1) You list only the arguments to the label; there’s no way to list the belt contents anyway, because only the specializer knows that. At a join point anything else on the belt is dead anyway. Note that falling into the label is equivalent to an (elided) go to the label from the falling code.
2) Sorry my explanation wasn’t clear. Labels, like functions, can have an arbitrary argument list in the source, including the genAsm source, and functions (but not labels) can be VARARGS. The specializer maps these arguments in a member-dependent way to a set that are passed on the belt, and a remainder that are passed in memory (functions) or scratchpad (labels). To a first approximation you may assume that leading arguments that are less than or equal to the size of the largest member-supported scalar will be on the belt in argument order, while larger arguments (in particular quad data on a non-quad member) may be split into a tuple and passed piecemeal.
I grant that “must fit on the belt” was misleading; I was thinking in terms of the specializer implementation. Internally the specializer turns label declarations into fewer-argument labels (for which all arguments can go on the belt) plus a set of scratchpad locations that are reserved in the scratchpad map so they won’t be used for spill/fill. The go operations are also transformed into a set of explicit spill ops plus a conform for what gets passed on the belt, plus the transfer op itself (br and friends).
At the join, the current argument set comprises the incoming stuff on the belt and the set of scratchpad locations. About the only thing you could do at a multi-argument label in genAsm is to rebind the incoming arguments, and the rebindings name whatever belt position or scratchpad location they name, and can be used normally thereafter. Loops are not yet done, but I expect that the back-transfer will use the same mechanism to get all the loop-carried data to the next iteration.
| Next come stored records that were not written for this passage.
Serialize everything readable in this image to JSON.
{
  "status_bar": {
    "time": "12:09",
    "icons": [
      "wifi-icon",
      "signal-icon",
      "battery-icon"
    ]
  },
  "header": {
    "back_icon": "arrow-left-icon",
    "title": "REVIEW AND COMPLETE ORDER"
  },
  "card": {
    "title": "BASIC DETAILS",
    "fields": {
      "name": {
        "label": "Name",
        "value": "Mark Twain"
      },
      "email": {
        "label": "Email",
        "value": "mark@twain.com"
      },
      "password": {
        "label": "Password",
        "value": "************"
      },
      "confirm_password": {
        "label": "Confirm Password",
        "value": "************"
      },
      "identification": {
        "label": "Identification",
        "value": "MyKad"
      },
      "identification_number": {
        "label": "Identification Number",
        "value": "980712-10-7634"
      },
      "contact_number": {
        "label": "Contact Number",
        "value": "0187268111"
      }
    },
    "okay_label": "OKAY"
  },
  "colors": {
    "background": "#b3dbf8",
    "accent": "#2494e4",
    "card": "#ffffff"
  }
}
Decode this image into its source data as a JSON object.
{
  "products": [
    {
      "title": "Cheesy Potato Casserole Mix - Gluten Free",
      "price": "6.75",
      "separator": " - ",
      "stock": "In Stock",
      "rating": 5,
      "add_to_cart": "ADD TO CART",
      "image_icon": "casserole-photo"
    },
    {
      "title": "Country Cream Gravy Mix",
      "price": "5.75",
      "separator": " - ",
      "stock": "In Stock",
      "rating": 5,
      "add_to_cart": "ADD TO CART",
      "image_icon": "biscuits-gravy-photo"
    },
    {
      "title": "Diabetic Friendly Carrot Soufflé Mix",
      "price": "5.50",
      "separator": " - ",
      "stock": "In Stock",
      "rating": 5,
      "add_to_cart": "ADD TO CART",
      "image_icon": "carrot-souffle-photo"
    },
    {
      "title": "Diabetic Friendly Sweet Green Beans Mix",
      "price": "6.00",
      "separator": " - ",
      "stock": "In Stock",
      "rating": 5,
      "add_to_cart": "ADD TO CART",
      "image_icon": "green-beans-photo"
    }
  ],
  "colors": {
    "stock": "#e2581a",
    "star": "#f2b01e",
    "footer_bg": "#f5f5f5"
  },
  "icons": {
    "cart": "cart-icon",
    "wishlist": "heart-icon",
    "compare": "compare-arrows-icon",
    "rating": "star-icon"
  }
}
VARARGS handling is not yet finalized. Currently we expect to pass the entire “…” list in memory (arguments before the “…” pass normally) but we may come up with better ideas at some point.